Among the lines below, count those with "team". Give the total alone.

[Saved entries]
○ ○ ○ ○ ○ ○ ○
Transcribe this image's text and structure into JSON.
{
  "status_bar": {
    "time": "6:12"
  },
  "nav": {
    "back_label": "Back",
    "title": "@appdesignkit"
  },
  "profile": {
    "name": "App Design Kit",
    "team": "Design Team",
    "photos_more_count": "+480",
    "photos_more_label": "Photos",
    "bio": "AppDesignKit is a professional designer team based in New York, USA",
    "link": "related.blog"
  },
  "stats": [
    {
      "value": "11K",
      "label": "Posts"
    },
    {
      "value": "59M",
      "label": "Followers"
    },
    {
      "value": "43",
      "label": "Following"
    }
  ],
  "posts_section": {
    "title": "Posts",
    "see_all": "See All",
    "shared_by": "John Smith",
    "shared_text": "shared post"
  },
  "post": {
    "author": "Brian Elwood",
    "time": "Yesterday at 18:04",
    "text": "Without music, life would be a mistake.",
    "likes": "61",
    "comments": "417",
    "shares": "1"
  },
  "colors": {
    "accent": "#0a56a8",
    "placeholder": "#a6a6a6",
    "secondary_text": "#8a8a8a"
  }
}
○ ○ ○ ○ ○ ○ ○
EXERCISE OUTPUT:
2